● **The problem**: Go through the material and copy every line in which "circle" appears.

[Data provided Boundary: Start]

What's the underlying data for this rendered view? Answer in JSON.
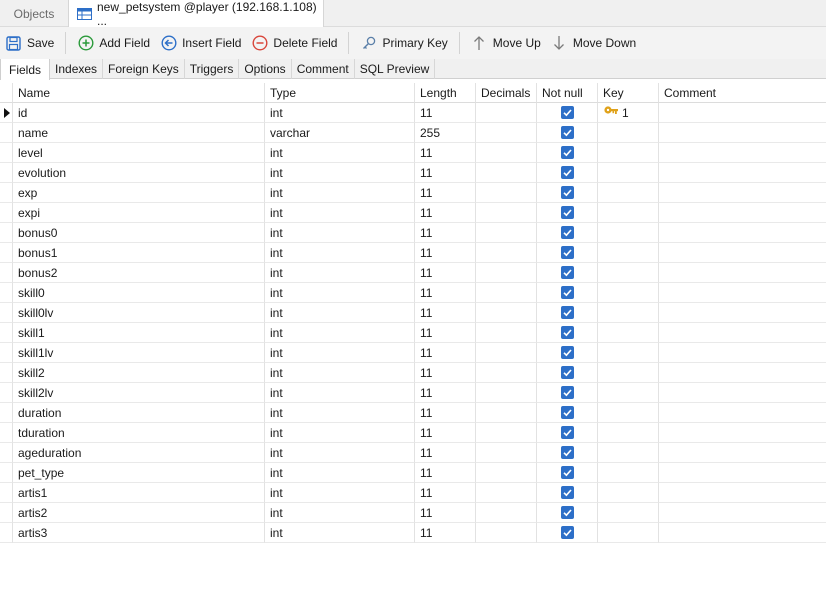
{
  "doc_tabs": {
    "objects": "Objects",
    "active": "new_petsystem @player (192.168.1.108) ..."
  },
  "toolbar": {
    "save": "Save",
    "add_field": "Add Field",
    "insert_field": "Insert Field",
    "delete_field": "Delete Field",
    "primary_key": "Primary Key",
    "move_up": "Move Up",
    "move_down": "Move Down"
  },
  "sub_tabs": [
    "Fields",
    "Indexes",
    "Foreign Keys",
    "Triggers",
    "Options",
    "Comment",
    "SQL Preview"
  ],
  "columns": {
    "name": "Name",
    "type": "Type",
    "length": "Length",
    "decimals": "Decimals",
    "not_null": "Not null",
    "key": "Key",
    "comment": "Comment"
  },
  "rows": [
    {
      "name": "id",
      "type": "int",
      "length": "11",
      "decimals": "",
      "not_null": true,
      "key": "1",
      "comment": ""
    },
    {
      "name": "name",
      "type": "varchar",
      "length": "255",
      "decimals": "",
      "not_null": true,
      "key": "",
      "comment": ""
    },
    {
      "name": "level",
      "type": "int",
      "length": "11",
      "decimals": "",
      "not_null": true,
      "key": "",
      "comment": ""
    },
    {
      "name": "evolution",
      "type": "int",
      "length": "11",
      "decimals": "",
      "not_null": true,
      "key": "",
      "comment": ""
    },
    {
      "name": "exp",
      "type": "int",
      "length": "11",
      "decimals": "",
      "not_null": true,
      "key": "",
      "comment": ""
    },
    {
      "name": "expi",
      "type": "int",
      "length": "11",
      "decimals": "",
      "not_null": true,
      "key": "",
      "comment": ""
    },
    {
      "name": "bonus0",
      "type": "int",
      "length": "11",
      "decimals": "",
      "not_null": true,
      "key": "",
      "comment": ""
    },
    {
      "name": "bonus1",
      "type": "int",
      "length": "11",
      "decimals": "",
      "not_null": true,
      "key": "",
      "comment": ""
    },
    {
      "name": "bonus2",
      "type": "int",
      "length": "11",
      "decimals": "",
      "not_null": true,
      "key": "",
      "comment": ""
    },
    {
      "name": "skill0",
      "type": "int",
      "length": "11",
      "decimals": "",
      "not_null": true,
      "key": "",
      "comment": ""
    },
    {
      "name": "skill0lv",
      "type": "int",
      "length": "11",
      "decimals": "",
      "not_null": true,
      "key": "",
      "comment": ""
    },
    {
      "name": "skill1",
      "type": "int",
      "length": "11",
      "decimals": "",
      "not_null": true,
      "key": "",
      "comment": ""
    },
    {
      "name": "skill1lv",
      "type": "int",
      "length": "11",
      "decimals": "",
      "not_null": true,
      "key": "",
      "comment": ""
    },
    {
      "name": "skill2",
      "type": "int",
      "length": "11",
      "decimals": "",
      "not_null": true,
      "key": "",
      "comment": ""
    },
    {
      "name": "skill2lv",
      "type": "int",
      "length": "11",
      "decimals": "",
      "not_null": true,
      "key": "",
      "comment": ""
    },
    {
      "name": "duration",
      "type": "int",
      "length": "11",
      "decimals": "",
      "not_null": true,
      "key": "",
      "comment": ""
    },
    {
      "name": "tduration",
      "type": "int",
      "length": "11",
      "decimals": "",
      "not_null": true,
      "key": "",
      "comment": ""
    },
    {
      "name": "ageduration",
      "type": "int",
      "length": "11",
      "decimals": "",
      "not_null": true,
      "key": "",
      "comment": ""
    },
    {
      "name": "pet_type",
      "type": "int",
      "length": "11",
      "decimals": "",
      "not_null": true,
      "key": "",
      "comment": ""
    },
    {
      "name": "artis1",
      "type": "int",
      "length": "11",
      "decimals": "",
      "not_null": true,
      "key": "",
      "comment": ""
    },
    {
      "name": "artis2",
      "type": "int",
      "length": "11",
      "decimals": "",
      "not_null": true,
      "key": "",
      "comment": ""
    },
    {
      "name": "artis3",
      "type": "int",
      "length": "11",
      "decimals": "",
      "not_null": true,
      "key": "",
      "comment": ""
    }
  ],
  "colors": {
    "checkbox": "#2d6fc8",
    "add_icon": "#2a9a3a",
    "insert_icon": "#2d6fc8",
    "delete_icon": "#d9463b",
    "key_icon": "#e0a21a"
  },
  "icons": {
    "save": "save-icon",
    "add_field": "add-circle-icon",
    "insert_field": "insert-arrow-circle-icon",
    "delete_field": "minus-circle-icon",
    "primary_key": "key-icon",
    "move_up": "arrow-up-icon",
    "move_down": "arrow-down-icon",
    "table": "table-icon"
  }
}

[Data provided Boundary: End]
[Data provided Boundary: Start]

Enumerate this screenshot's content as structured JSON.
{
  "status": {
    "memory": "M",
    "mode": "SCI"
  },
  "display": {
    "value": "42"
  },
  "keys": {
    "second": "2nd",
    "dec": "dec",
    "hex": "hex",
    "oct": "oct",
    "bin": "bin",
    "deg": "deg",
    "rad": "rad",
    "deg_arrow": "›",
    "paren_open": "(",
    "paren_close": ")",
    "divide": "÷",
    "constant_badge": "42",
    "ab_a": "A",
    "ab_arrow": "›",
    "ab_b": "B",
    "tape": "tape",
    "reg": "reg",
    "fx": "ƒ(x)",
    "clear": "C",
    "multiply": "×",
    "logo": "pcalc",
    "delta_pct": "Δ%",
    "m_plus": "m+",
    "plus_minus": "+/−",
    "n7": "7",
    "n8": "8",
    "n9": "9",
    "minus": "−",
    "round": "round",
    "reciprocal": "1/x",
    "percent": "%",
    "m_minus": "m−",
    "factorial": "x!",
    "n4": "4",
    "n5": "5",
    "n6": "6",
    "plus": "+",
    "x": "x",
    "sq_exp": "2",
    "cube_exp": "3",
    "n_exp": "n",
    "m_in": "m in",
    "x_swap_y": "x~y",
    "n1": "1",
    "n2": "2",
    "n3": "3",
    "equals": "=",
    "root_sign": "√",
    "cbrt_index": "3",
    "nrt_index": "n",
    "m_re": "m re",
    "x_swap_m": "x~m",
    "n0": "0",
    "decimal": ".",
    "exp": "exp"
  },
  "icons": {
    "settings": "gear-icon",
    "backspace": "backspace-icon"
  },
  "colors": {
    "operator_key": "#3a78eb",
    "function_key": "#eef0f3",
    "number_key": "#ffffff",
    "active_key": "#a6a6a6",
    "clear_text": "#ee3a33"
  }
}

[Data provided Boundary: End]

● **Answer to the problem**:
    "add_field": "add-circle-icon",
    "insert_field": "insert-arrow-circle-icon",
    "delete_field": "minus-circle-icon",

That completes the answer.